NEW YORK — A New York Papa John’s franchisee has been ordered to pay nearly $800,000 for failing to pay proper wages and overtime pay to its employees. The order came from a New York state judge just a few months after the New York attorney general filed a lawsuit against the franchisee and its owners. The franchisee, Emstar Pizza Inc., and its owners Emmanuel and Uchenna Onuaguluchi, operate seven locations in New York and allegedly took numerous actions over the last six years in an effort to avoid paying employees all of the hours they worked. As part of the lawsuit, the New York attorney general included a request to prevent the franchisee from selling any of its locations prior to the ruling and the payment of the awarded back wages.
The Pizza Overtime Claim
The franchisee allegedly shaved employees’ hours by rounding down to the nearest hour, underreported the employees’ hours, misclassified employees, and failed to pay overtime wages when the employees worked more than 40 hours in a workweek. The attorney general’s claims against the company also included allegations that the franchisee would give employees managerial sounding job titles to avoid paying overtime wages. Unless an employee is legitimately exempt from overtime wages, if an employee works more than 40 hours a week, or more than 8 hours in shift, under New York state labor laws the employee is entitled to overtime pay for overtime work.
The attorney general decided not to include Papa John’s International Inc., as a joint employer, into the lawsuit, partly based on a recent National Labor Relations Board ruling which declined to consider McDonald’s as a joint employer in wage claims against a McDonald’s franchisee. Also, Papa John’s International claims not to control the employment practices of its franchisees, which generally means that they should not be held responsible for the violations of the individual franchisees.

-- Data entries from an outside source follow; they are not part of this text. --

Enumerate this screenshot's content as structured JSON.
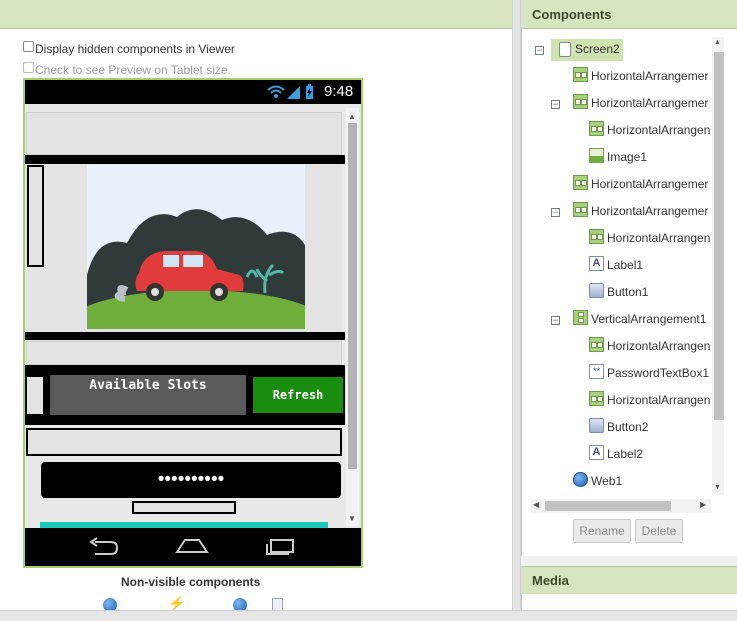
{
  "viewer": {
    "display_hidden_label": "Display hidden components in Viewer",
    "tablet_preview_label": "Check to see Preview on Tablet size.",
    "nonvisible_title": "Non-visible components"
  },
  "phone": {
    "clock": "9:48",
    "available_slots_label": "Available Slots",
    "refresh_label": "Refresh",
    "password_value": "••••••••••",
    "colors": {
      "refresh_green": "#178c0f",
      "slots_gray": "#5a5a5a",
      "accent_teal": "#1ec8b4",
      "frame_green": "#a6cf6a"
    },
    "icons": [
      "wifi-icon",
      "signal-icon",
      "battery-icon",
      "back-icon",
      "home-icon",
      "recents-icon"
    ]
  },
  "components": {
    "title": "Components",
    "tree": [
      {
        "label": "Screen2",
        "icon": "screen-icon",
        "collapsible": true,
        "selected": true
      },
      {
        "label": "HorizontalArrangemer",
        "icon": "horizontal-arrangement-icon"
      },
      {
        "label": "HorizontalArrangemer",
        "icon": "horizontal-arrangement-icon",
        "collapsible": true
      },
      {
        "label": "HorizontalArrangen",
        "icon": "horizontal-arrangement-icon"
      },
      {
        "label": "Image1",
        "icon": "image-icon"
      },
      {
        "label": "HorizontalArrangemer",
        "icon": "horizontal-arrangement-icon"
      },
      {
        "label": "HorizontalArrangemer",
        "icon": "horizontal-arrangement-icon",
        "collapsible": true
      },
      {
        "label": "HorizontalArrangen",
        "icon": "horizontal-arrangement-icon"
      },
      {
        "label": "Label1",
        "icon": "label-icon"
      },
      {
        "label": "Button1",
        "icon": "button-icon"
      },
      {
        "label": "VerticalArrangement1",
        "icon": "vertical-arrangement-icon",
        "collapsible": true
      },
      {
        "label": "HorizontalArrangen",
        "icon": "horizontal-arrangement-icon"
      },
      {
        "label": "PasswordTextBox1",
        "icon": "password-icon"
      },
      {
        "label": "HorizontalArrangen",
        "icon": "horizontal-arrangement-icon"
      },
      {
        "label": "Button2",
        "icon": "button-icon"
      },
      {
        "label": "Label2",
        "icon": "label-icon"
      },
      {
        "label": "Web1",
        "icon": "web-icon"
      }
    ],
    "rename_label": "Rename",
    "delete_label": "Delete"
  },
  "media": {
    "title": "Media"
  }
}
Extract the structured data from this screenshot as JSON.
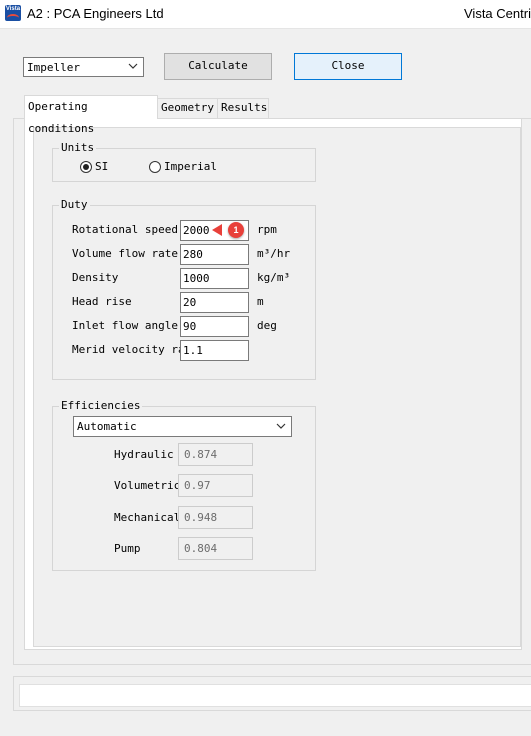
{
  "window": {
    "title": "A2 : PCA Engineers Ltd",
    "title_right": "Vista Centri",
    "app_icon_text": "Vista"
  },
  "toolbar": {
    "component_select": "Impeller",
    "calculate_label": "Calculate",
    "close_label": "Close"
  },
  "tabs": [
    {
      "label": "Operating conditions",
      "active": true
    },
    {
      "label": "Geometry",
      "active": false
    },
    {
      "label": "Results",
      "active": false
    }
  ],
  "units": {
    "title": "Units",
    "options": [
      {
        "label": "SI",
        "selected": true
      },
      {
        "label": "Imperial",
        "selected": false
      }
    ]
  },
  "duty": {
    "title": "Duty",
    "rows": [
      {
        "label": "Rotational speed",
        "value": "2000",
        "unit": "rpm"
      },
      {
        "label": "Volume flow rate",
        "value": "280",
        "unit": "m³/hr"
      },
      {
        "label": "Density",
        "value": "1000",
        "unit": "kg/m³"
      },
      {
        "label": "Head rise",
        "value": "20",
        "unit": "m"
      },
      {
        "label": "Inlet flow angle",
        "value": "90",
        "unit": "deg"
      },
      {
        "label": "Merid velocity rat",
        "value": "1.1",
        "unit": ""
      }
    ],
    "annotation_badge": "1"
  },
  "efficiencies": {
    "title": "Efficiencies",
    "mode_select": "Automatic",
    "rows": [
      {
        "label": "Hydraulic",
        "value": "0.874"
      },
      {
        "label": "Volumetric",
        "value": "0.97"
      },
      {
        "label": "Mechanical",
        "value": "0.948"
      },
      {
        "label": "Pump",
        "value": "0.804"
      }
    ]
  },
  "status_bar": {
    "text": ""
  }
}
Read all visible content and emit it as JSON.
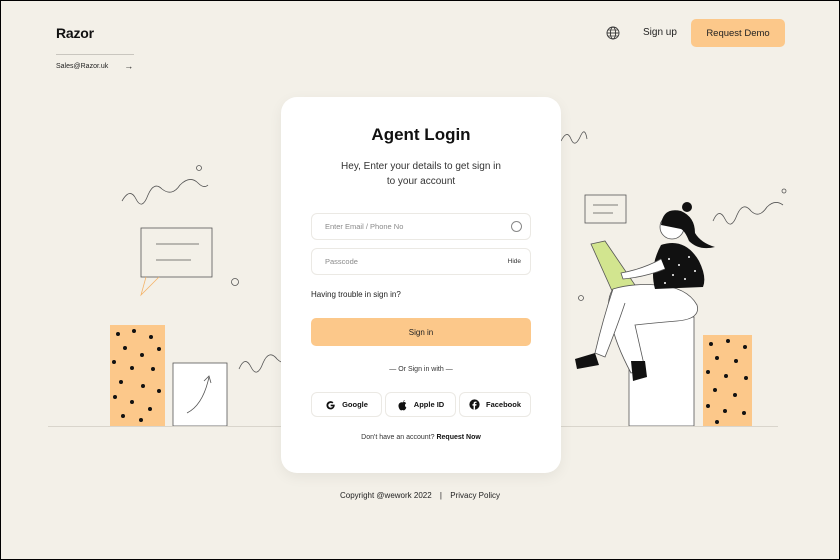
{
  "brand": {
    "name": "Razor",
    "email": "Sales@Razor.uk"
  },
  "nav": {
    "signup": "Sign up",
    "demo": "Request Demo"
  },
  "login": {
    "title": "Agent Login",
    "subtitle_line1": "Hey, Enter your details to get sign in",
    "subtitle_line2": "to your account",
    "email_placeholder": "Enter Email / Phone No",
    "password_placeholder": "Passcode",
    "hide_label": "Hide",
    "trouble": "Having trouble in sign in?",
    "signin_button": "Sign in",
    "or_text": "— Or Sign in with —",
    "social": {
      "google": "Google",
      "apple": "Apple ID",
      "facebook": "Facebook"
    },
    "no_account": "Don't have an account?",
    "request_now": "Request Now"
  },
  "footer": {
    "copyright": "Copyright @wework 2022",
    "separator": "|",
    "privacy": "Privacy Policy"
  },
  "colors": {
    "background": "#f3f0e8",
    "accent": "#fcc88a",
    "card": "#ffffff"
  },
  "icons": [
    "globe-icon",
    "arrow-right-icon",
    "circle-icon",
    "google-icon",
    "apple-icon",
    "facebook-icon"
  ]
}
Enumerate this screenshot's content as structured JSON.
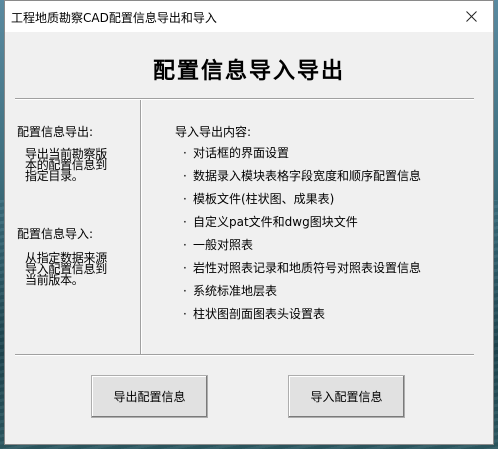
{
  "window": {
    "title": "工程地质勘察CAD配置信息导出和导入"
  },
  "main_title": "配置信息导入导出",
  "left_panel": {
    "export_heading": "配置信息导出:",
    "export_desc": "导出当前勘察版本的配置信息到指定目录。",
    "import_heading": "配置信息导入:",
    "import_desc": "从指定数据来源导入配置信息到当前版本。"
  },
  "right_panel": {
    "heading": "导入导出内容:",
    "bullet_glyph": "·",
    "items": [
      "对话框的界面设置",
      "数据录入模块表格字段宽度和顺序配置信息",
      "模板文件(柱状图、成果表)",
      "自定义pat文件和dwg图块文件",
      "一般对照表",
      "岩性对照表记录和地质符号对照表设置信息",
      "系统标准地层表",
      "柱状图剖面图表头设置表"
    ]
  },
  "buttons": {
    "export_label": "导出配置信息",
    "import_label": "导入配置信息"
  },
  "icons": {
    "close": "close-icon"
  }
}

A small proportion of overtime lawsuits will be brought by state or federal attorneys general. The majority of overtime claims will either be filed by individuals, as singular lawsuits or potential class actions, or will be settled before they reach the courts. In order for an overtime claim to make it to court, a complaint must be made with a state or federal department of labor. If the department determines there is sufficient information to begin an investigation of the complaint, the department will begin the initial investigation, which is typically followed by mediation between the parties. If mediation fails, the department will continue its investigation and determine whether it will bring a lawsuit on behalf of the complainant or to provide a Right to Sue notice. With that notice, the complainant can file a lawsuit themselves.
If you have questions or believe you may have an overtime claim, our experienced team of overtime pay lawyers can be reached at (855) 754-2795 or through our Free Unpaid Overtime Case Review form. If we accept your case, we will represent you under our No Fee Promise. This means there are no legal fees or costs unless you receive a settlement.